§ **YOUR TASK**: State the number of lines in the material below that contain the word "required", without any other text.

§ **DATA IN THIS EXERCISE**:

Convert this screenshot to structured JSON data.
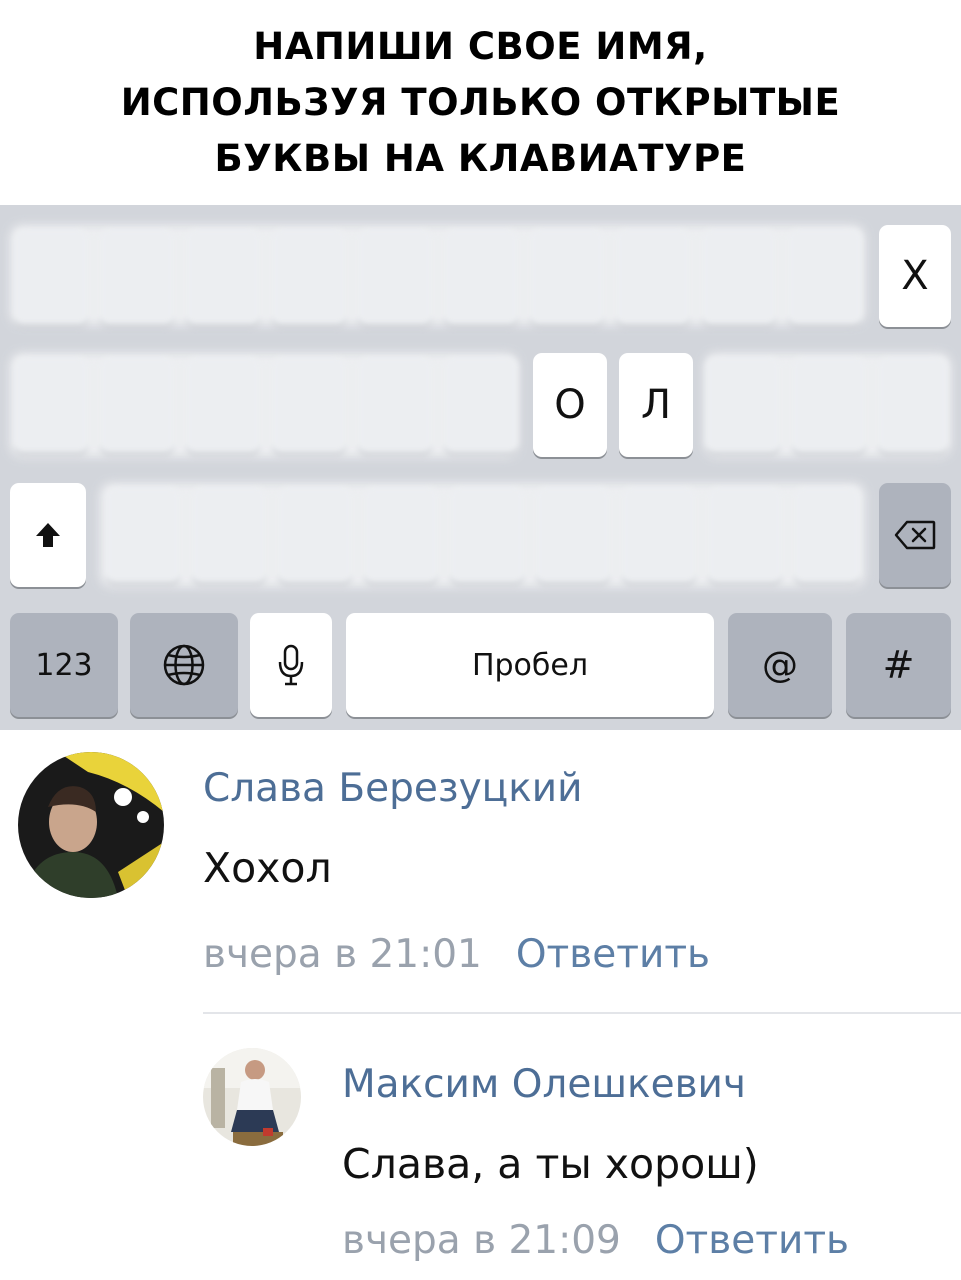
{
  "caption": {
    "line1": "НАПИШИ СВОЕ ИМЯ,",
    "line2": "ИСПОЛЬЗУЯ ТОЛЬКО ОТКРЫТЫЕ",
    "line3": "БУКВЫ НА КЛАВИАТУРЕ"
  },
  "keyboard": {
    "visible_keys": [
      "Х",
      "О",
      "Л"
    ],
    "shift_icon": "shift-icon",
    "backspace_icon": "backspace-icon",
    "bottom_row": {
      "numbers_label": "123",
      "globe_icon": "globe-icon",
      "mic_icon": "microphone-icon",
      "space_label": "Пробел",
      "at_label": "@",
      "hash_label": "#"
    }
  },
  "comments": [
    {
      "author": "Слава Березуцкий",
      "text": "Хохол",
      "time": "вчера в 21:01",
      "reply_label": "Ответить"
    },
    {
      "author": "Максим Олешкевич",
      "text": "Слава, а ты хорош)",
      "time": "вчера в 21:09",
      "reply_label": "Ответить"
    }
  ],
  "colors": {
    "keyboard_bg": "#d2d5db",
    "author_name": "#4d6e96",
    "reply_link": "#5d7fa6",
    "timestamp": "#9aa2ad"
  }
}
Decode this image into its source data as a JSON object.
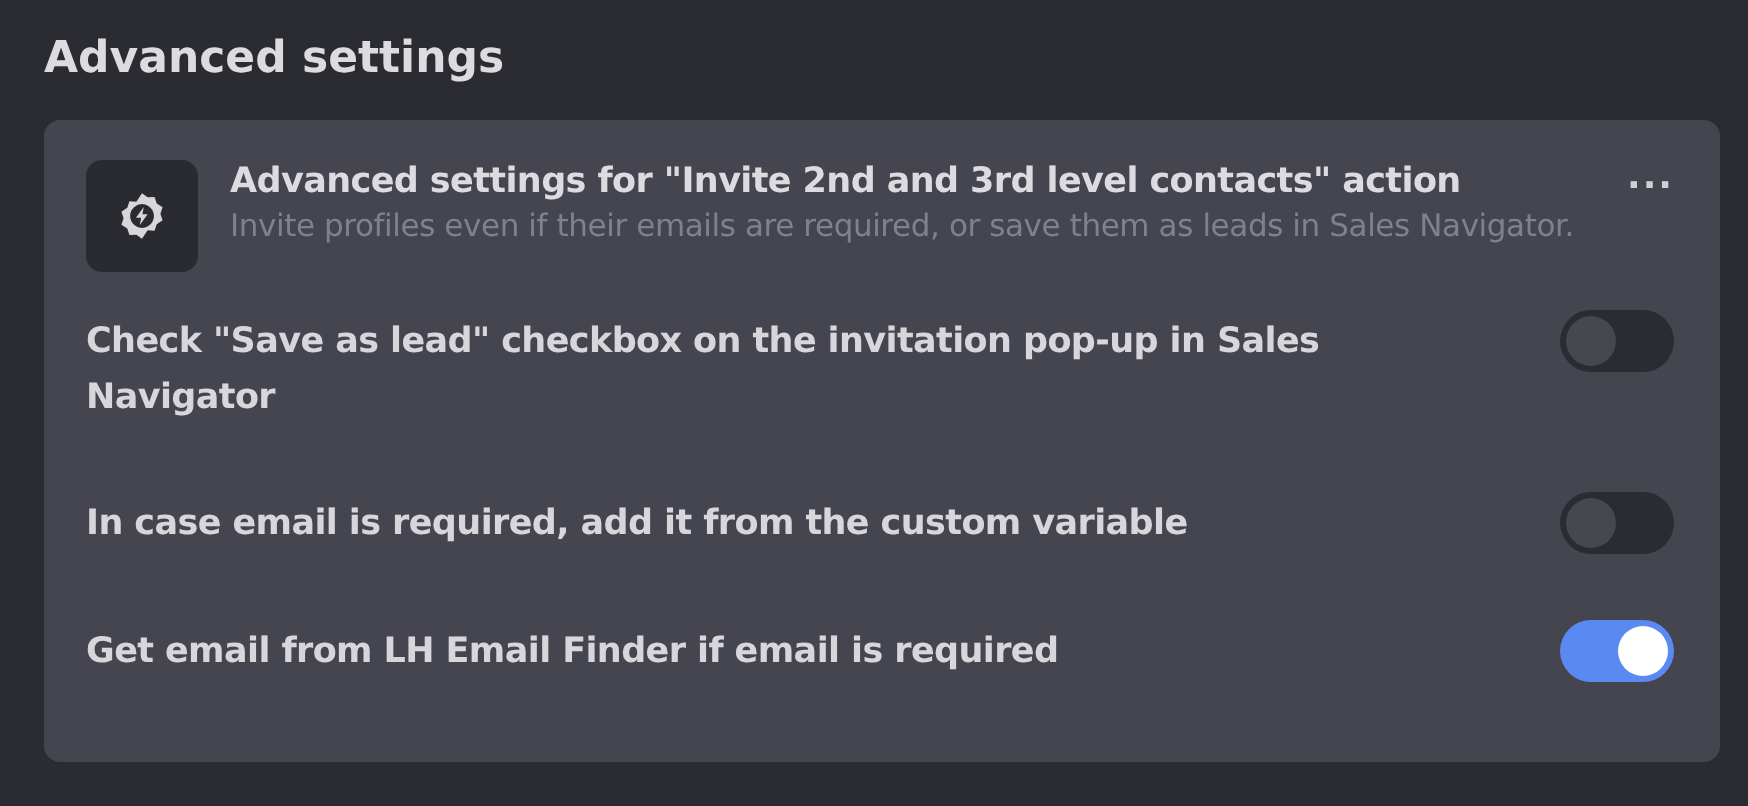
{
  "page_title": "Advanced settings",
  "panel": {
    "title": "Advanced settings for \"Invite 2nd and 3rd level contacts\" action",
    "description": "Invite profiles even if their emails are required, or save them as leads in Sales Navigator.",
    "menu": "..."
  },
  "settings": [
    {
      "label": "Check \"Save as lead\" checkbox on the invitation pop-up in Sales Navigator",
      "on": false
    },
    {
      "label": "In case email is required, add it from the custom variable",
      "on": false
    },
    {
      "label": "Get email from LH Email Finder if email is required",
      "on": true
    }
  ]
}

§ **SOLUTION FOR THIS PROBLEM**: 3